The above preview is unformatted text

This student written piece of work is one of many that can be found in our GCSE Northern Ireland 1965-85 section.

Found what you're looking for?

  • Start learning 29% faster today
  • 150,000+ documents available
  • Just £6.99 a month

Not the one? Search for your essay title...
  • Join over 1.2 million students every month
  • Accelerate your learning by 29%
  • Unlimited access from just £6.99 per month

See related essaysSee related essays

Related GCSE Northern Ireland 1965-85 essays

  1. The History of Conflict in Ireland.

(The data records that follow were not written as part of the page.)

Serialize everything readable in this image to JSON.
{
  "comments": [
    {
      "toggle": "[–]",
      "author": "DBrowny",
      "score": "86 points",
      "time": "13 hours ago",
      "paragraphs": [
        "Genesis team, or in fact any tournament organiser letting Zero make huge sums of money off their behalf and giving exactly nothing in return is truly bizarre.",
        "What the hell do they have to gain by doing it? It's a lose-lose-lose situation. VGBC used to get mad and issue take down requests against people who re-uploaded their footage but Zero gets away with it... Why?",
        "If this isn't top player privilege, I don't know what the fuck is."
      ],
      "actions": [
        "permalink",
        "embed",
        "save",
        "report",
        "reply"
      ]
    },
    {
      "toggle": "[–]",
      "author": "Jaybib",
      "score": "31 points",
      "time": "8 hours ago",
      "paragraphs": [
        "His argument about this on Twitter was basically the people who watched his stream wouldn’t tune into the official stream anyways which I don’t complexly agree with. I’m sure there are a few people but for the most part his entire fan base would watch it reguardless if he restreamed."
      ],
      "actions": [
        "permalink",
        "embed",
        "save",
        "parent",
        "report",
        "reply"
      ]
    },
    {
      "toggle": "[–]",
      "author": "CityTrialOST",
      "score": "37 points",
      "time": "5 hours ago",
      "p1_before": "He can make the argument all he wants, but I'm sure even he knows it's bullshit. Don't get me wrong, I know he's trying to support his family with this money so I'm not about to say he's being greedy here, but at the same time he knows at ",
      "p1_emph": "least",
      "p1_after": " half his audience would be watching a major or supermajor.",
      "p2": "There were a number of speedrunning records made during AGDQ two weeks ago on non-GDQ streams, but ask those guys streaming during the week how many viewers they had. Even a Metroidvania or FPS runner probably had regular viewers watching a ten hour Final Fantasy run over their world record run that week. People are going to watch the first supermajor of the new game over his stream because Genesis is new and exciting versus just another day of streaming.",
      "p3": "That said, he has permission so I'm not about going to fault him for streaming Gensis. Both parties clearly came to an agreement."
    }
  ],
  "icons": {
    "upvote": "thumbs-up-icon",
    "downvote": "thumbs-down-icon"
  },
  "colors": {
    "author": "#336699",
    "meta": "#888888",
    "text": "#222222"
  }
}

    Once Catholics were demanding, through peaceful means, that political power had to be shared, they found that the forces of the state were being used against them, against this vulnerable, small community. They had no IRA. They had no weapons, except the weapons they created during the battle.

  2. How Did the Catholics Grow To hate the Protestants?

    In the 1980's a group of people who had been at the maze prison in cells known as H blocks, in southwest Belfast, because they were members of the IRA, went on hunger strike. The IRA prisoners wanted to be treated like political prisoners and not like ordinary criminals.

  1. Free essay

    Which Of The Following Events Has Had The Biggest Impact On The History Of ...

    After the young Catholics joined the IRA they seemed to be a lot more extreme political parties becoming popular in 2002 there was an election for the Northern Ireland assembly which an extremist party won and a country already in shambles was being run by two parties who couldn't agree

  2. Why was the Battle of the Boyne an important event in Irish history? Why ...

    The ritual stand off occurred, although no trouble happened in Drumcree there were reverberations elsewhere. Tension grew and exploded in a series of, mainly loyalist, related attacks - one man lost an eye, when hit by a bomb - businesses are beginning to suffer the supermarket chain reports a loss of 3,000 customers.

  1. A background to the violence in Northern Ireland

    agreement there instead of here The main points of the Good Friday agreement are an assembly in Northern Ireland with power sharing. In the assembly there will be North-South bodies and East-West bodies to give a fair and un-biased view on the troubles in Northern Ireland.

  2. Why were the British Troops sent to Northern Ireland in August 1969?

    But this intelligence was incorrect and no attacks were launched. In conclusion I believe that there were many contributory factors and reasons for the British Government to send in their troops, one of which I believe was obvious, to try and keep the violence down and try and make the streets as peaceful as possible.

  1. Why were British troops sent into Northern Ireland in 1969?

    This could have encouraged the Catholics to act out and embark on their own civil rights marches in the hope that something would be done about it. The student protests could also influence the young Catholics in Ireland to stand up for themselves and make a stand.

  2. Why were british troops sent into northern ireland in 1969?

    The Protestants were worried and outraged because of the fights and conflicts that happened and therefore Ian Paisley wanted all parades banned in Northern Ireland. Things didn't turn out like the Protestants wanted because the Government didn't ban the parades.

  • Over 160,000 pieces
    of student written work
  • Annotated by
    experienced teachers
  • Ideas and feedback to
    improve your own work